The Virginia Tech IDAPS project focuses on integrating distributed energy resources with demand-side management in an intelligent microgrid. Included within this research is the Square D Powerlink G3 3000 Web-enabled lighting control panel, donated by Schneider Electric.
Virginia Tech is making great strides in developing a different approach to organize, manage and dispatch information in an intelligent microgrid, said Scott Jordan, Square D product marketing manager. Schneider Electric places a high priority on developing technologies that will reduce overall energy cost while improving reliability. We are pleased to be a part of Virginia Techs research.
Virginia Tech professors and students are working together to explore enabling technologies that allow customer-owned appliances, such as lighting, to communicate within an IDAPS microgrid through Ethernet, LAN and WAN networks.
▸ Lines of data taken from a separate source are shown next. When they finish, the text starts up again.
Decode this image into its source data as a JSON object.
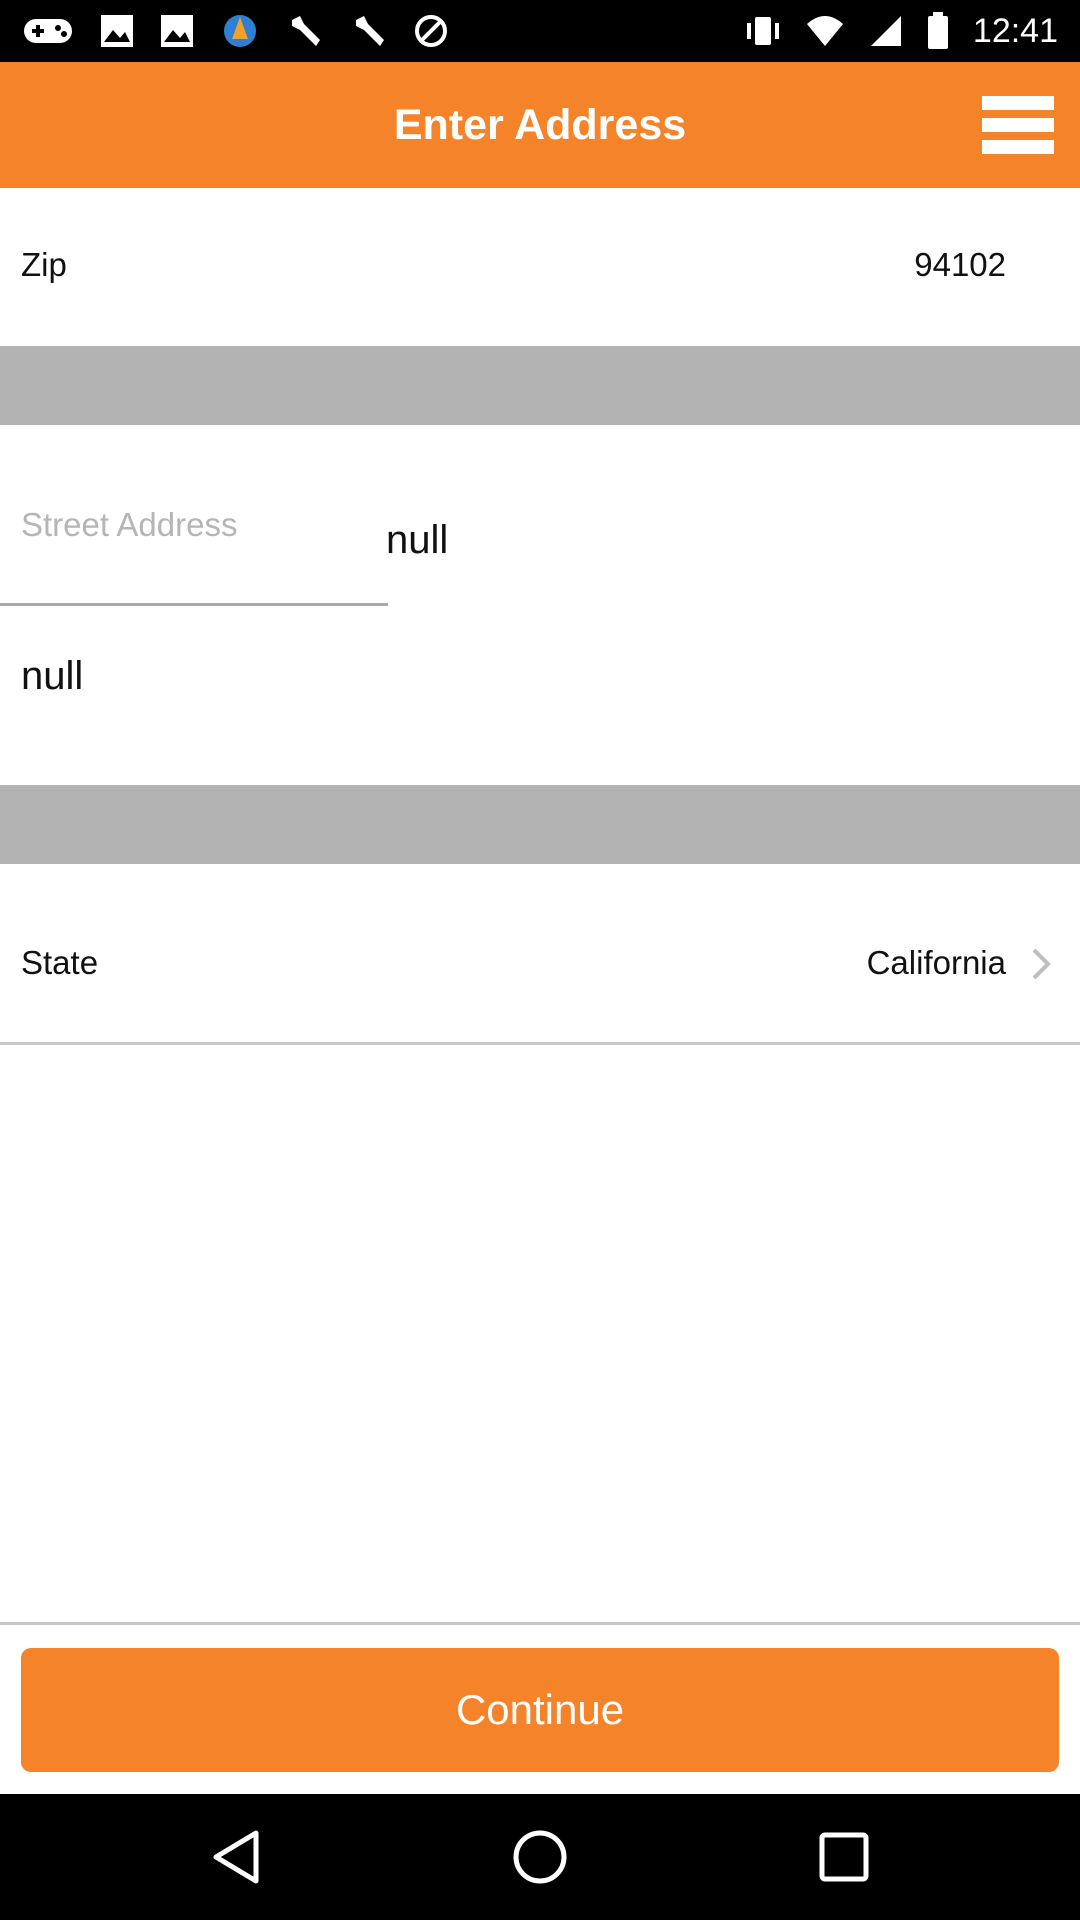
{
  "status_bar": {
    "time": "12:41"
  },
  "header": {
    "title": "Enter Address"
  },
  "zip": {
    "label": "Zip",
    "value": "94102"
  },
  "address": {
    "street_placeholder": "Street Address",
    "street_value": "null",
    "second_line_value": "null"
  },
  "state": {
    "label": "State",
    "value": "California"
  },
  "footer": {
    "continue_label": "Continue"
  },
  "colors": {
    "accent": "#f5832a",
    "separator": "#b3b3b3"
  }
}
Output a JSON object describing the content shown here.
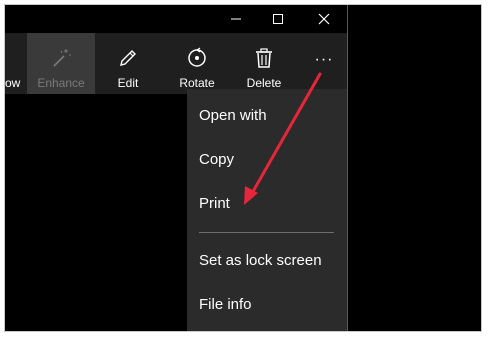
{
  "window_controls": {
    "minimize_icon": "minimize-icon",
    "maximize_icon": "maximize-icon",
    "close_icon": "close-icon"
  },
  "toolbar": {
    "partial_label": "ow",
    "enhance_label": "Enhance",
    "edit_label": "Edit",
    "rotate_label": "Rotate",
    "delete_label": "Delete",
    "more_label": "···"
  },
  "menu": {
    "items": [
      "Open with",
      "Copy",
      "Print",
      "Set as lock screen",
      "File info"
    ]
  },
  "colors": {
    "toolbar_bg": "#1f1f1f",
    "menu_bg": "#2b2b2b",
    "arrow": "#e8263b"
  }
}
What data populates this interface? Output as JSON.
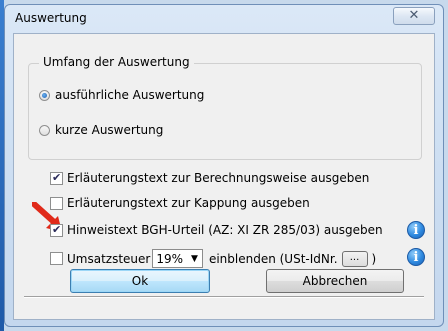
{
  "window": {
    "title": "Auswertung",
    "close_glyph": "✕"
  },
  "group": {
    "legend": "Umfang der Auswertung",
    "options": [
      {
        "label": "ausführliche Auswertung",
        "selected": true
      },
      {
        "label": "kurze Auswertung",
        "selected": false
      }
    ]
  },
  "options": {
    "berechnung": {
      "label": "Erläuterungstext zur Berechnungsweise ausgeben",
      "checked": true
    },
    "kappung": {
      "label": "Erläuterungstext zur Kappung  ausgeben",
      "checked": false
    },
    "bgh": {
      "label": "Hinweistext BGH-Urteil (AZ: XI ZR 285/03) ausgeben",
      "checked": true
    },
    "umsatzsteuer": {
      "label": "Umsatzsteuer",
      "checked": false,
      "rate_value": "19%",
      "suffix": "einblenden  (USt-IdNr.",
      "ellipsis_label": "...",
      "close_paren": ")"
    }
  },
  "buttons": {
    "ok": "Ok",
    "cancel": "Abbrechen"
  },
  "icons": {
    "info_glyph": "i",
    "arrow_color": "#e02a1a"
  }
}
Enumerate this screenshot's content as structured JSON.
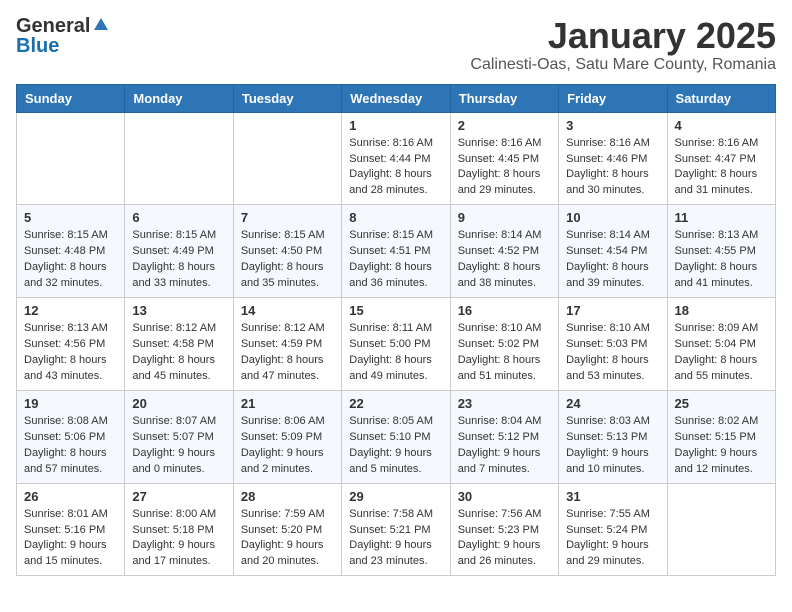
{
  "header": {
    "logo_general": "General",
    "logo_blue": "Blue",
    "month": "January 2025",
    "location": "Calinesti-Oas, Satu Mare County, Romania"
  },
  "weekdays": [
    "Sunday",
    "Monday",
    "Tuesday",
    "Wednesday",
    "Thursday",
    "Friday",
    "Saturday"
  ],
  "weeks": [
    [
      {
        "day": "",
        "info": ""
      },
      {
        "day": "",
        "info": ""
      },
      {
        "day": "",
        "info": ""
      },
      {
        "day": "1",
        "info": "Sunrise: 8:16 AM\nSunset: 4:44 PM\nDaylight: 8 hours\nand 28 minutes."
      },
      {
        "day": "2",
        "info": "Sunrise: 8:16 AM\nSunset: 4:45 PM\nDaylight: 8 hours\nand 29 minutes."
      },
      {
        "day": "3",
        "info": "Sunrise: 8:16 AM\nSunset: 4:46 PM\nDaylight: 8 hours\nand 30 minutes."
      },
      {
        "day": "4",
        "info": "Sunrise: 8:16 AM\nSunset: 4:47 PM\nDaylight: 8 hours\nand 31 minutes."
      }
    ],
    [
      {
        "day": "5",
        "info": "Sunrise: 8:15 AM\nSunset: 4:48 PM\nDaylight: 8 hours\nand 32 minutes."
      },
      {
        "day": "6",
        "info": "Sunrise: 8:15 AM\nSunset: 4:49 PM\nDaylight: 8 hours\nand 33 minutes."
      },
      {
        "day": "7",
        "info": "Sunrise: 8:15 AM\nSunset: 4:50 PM\nDaylight: 8 hours\nand 35 minutes."
      },
      {
        "day": "8",
        "info": "Sunrise: 8:15 AM\nSunset: 4:51 PM\nDaylight: 8 hours\nand 36 minutes."
      },
      {
        "day": "9",
        "info": "Sunrise: 8:14 AM\nSunset: 4:52 PM\nDaylight: 8 hours\nand 38 minutes."
      },
      {
        "day": "10",
        "info": "Sunrise: 8:14 AM\nSunset: 4:54 PM\nDaylight: 8 hours\nand 39 minutes."
      },
      {
        "day": "11",
        "info": "Sunrise: 8:13 AM\nSunset: 4:55 PM\nDaylight: 8 hours\nand 41 minutes."
      }
    ],
    [
      {
        "day": "12",
        "info": "Sunrise: 8:13 AM\nSunset: 4:56 PM\nDaylight: 8 hours\nand 43 minutes."
      },
      {
        "day": "13",
        "info": "Sunrise: 8:12 AM\nSunset: 4:58 PM\nDaylight: 8 hours\nand 45 minutes."
      },
      {
        "day": "14",
        "info": "Sunrise: 8:12 AM\nSunset: 4:59 PM\nDaylight: 8 hours\nand 47 minutes."
      },
      {
        "day": "15",
        "info": "Sunrise: 8:11 AM\nSunset: 5:00 PM\nDaylight: 8 hours\nand 49 minutes."
      },
      {
        "day": "16",
        "info": "Sunrise: 8:10 AM\nSunset: 5:02 PM\nDaylight: 8 hours\nand 51 minutes."
      },
      {
        "day": "17",
        "info": "Sunrise: 8:10 AM\nSunset: 5:03 PM\nDaylight: 8 hours\nand 53 minutes."
      },
      {
        "day": "18",
        "info": "Sunrise: 8:09 AM\nSunset: 5:04 PM\nDaylight: 8 hours\nand 55 minutes."
      }
    ],
    [
      {
        "day": "19",
        "info": "Sunrise: 8:08 AM\nSunset: 5:06 PM\nDaylight: 8 hours\nand 57 minutes."
      },
      {
        "day": "20",
        "info": "Sunrise: 8:07 AM\nSunset: 5:07 PM\nDaylight: 9 hours\nand 0 minutes."
      },
      {
        "day": "21",
        "info": "Sunrise: 8:06 AM\nSunset: 5:09 PM\nDaylight: 9 hours\nand 2 minutes."
      },
      {
        "day": "22",
        "info": "Sunrise: 8:05 AM\nSunset: 5:10 PM\nDaylight: 9 hours\nand 5 minutes."
      },
      {
        "day": "23",
        "info": "Sunrise: 8:04 AM\nSunset: 5:12 PM\nDaylight: 9 hours\nand 7 minutes."
      },
      {
        "day": "24",
        "info": "Sunrise: 8:03 AM\nSunset: 5:13 PM\nDaylight: 9 hours\nand 10 minutes."
      },
      {
        "day": "25",
        "info": "Sunrise: 8:02 AM\nSunset: 5:15 PM\nDaylight: 9 hours\nand 12 minutes."
      }
    ],
    [
      {
        "day": "26",
        "info": "Sunrise: 8:01 AM\nSunset: 5:16 PM\nDaylight: 9 hours\nand 15 minutes."
      },
      {
        "day": "27",
        "info": "Sunrise: 8:00 AM\nSunset: 5:18 PM\nDaylight: 9 hours\nand 17 minutes."
      },
      {
        "day": "28",
        "info": "Sunrise: 7:59 AM\nSunset: 5:20 PM\nDaylight: 9 hours\nand 20 minutes."
      },
      {
        "day": "29",
        "info": "Sunrise: 7:58 AM\nSunset: 5:21 PM\nDaylight: 9 hours\nand 23 minutes."
      },
      {
        "day": "30",
        "info": "Sunrise: 7:56 AM\nSunset: 5:23 PM\nDaylight: 9 hours\nand 26 minutes."
      },
      {
        "day": "31",
        "info": "Sunrise: 7:55 AM\nSunset: 5:24 PM\nDaylight: 9 hours\nand 29 minutes."
      },
      {
        "day": "",
        "info": ""
      }
    ]
  ]
}
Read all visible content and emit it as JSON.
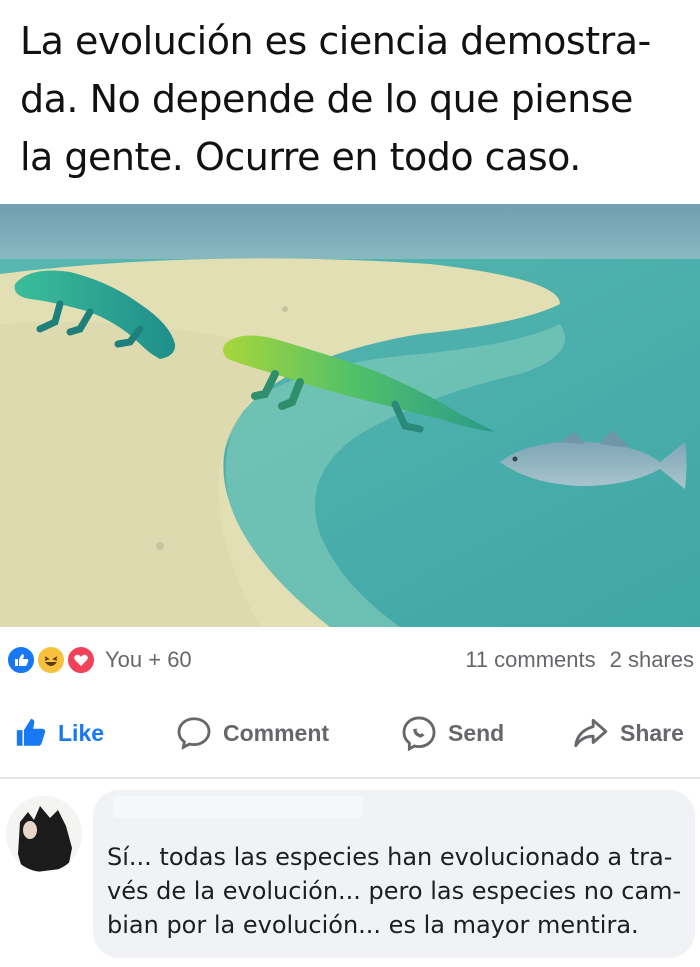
{
  "post": {
    "caption_lines": [
      "La evolución es ciencia demostra-",
      "da. No depende de lo que piense",
      "la gente. Ocurre en todo caso."
    ]
  },
  "reactions": {
    "icons": [
      "like-reaction-icon",
      "haha-reaction-icon",
      "love-reaction-icon"
    ],
    "count_text": "You + 60",
    "comments_text": "11 comments",
    "shares_text": "2 shares"
  },
  "actions": {
    "like_label": "Like",
    "comment_label": "Comment",
    "send_label": "Send",
    "share_label": "Share"
  },
  "comment": {
    "text_lines": [
      "Sí... todas las especies han evolucionado a tra-",
      "vés de la evolución... pero las especies no cam-",
      "bian por la evolución... es la mayor mentira."
    ]
  },
  "colors": {
    "accent": "#1877f2",
    "muted_text": "#65676b",
    "bubble_bg": "#f0f2f5"
  }
}
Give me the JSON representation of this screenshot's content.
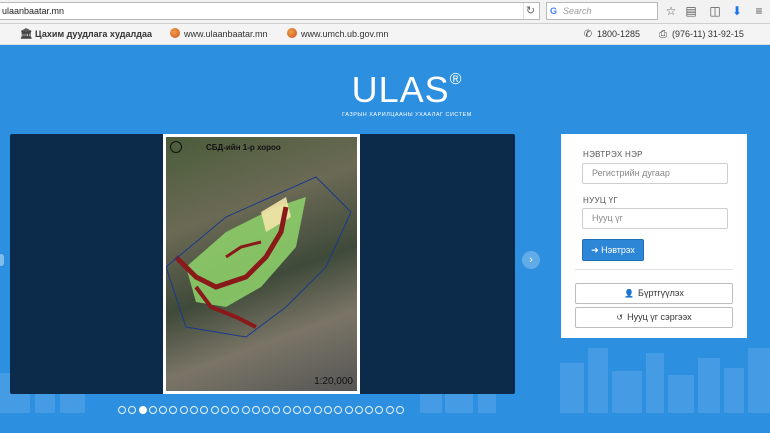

IDAPS serves as a specialized microgrid for coordinating residential- and commercial-owned distributed energy resources (DERs) that can use generating sources more efficiently and prevent cascading failures.
The IDAPS research project is expected to take two to three years to complete, and will be executed in three progressive phases. The first phase is dedicated to exploratory research to build the broad framework of an IDAPS microgrid at a conceptual level, with the second phase geared toward modeling and simulation of the intelligent microgrid with demand-side participation. The first phase is supported by a grant from the U.S. National Science Foundation. Additional funding is expected from the U.S. Department of Energy and U.S. Department of Defense.
Our IDAPS research project would not be possible without the generous support of our sponsors, said Manisa Pipattanasomporn, Virginia Tech assistant professor of electrical and computer engineering. The Square D Powerlink panel is the best fit for our project and we are thrilled to be able to work with such a high-level product.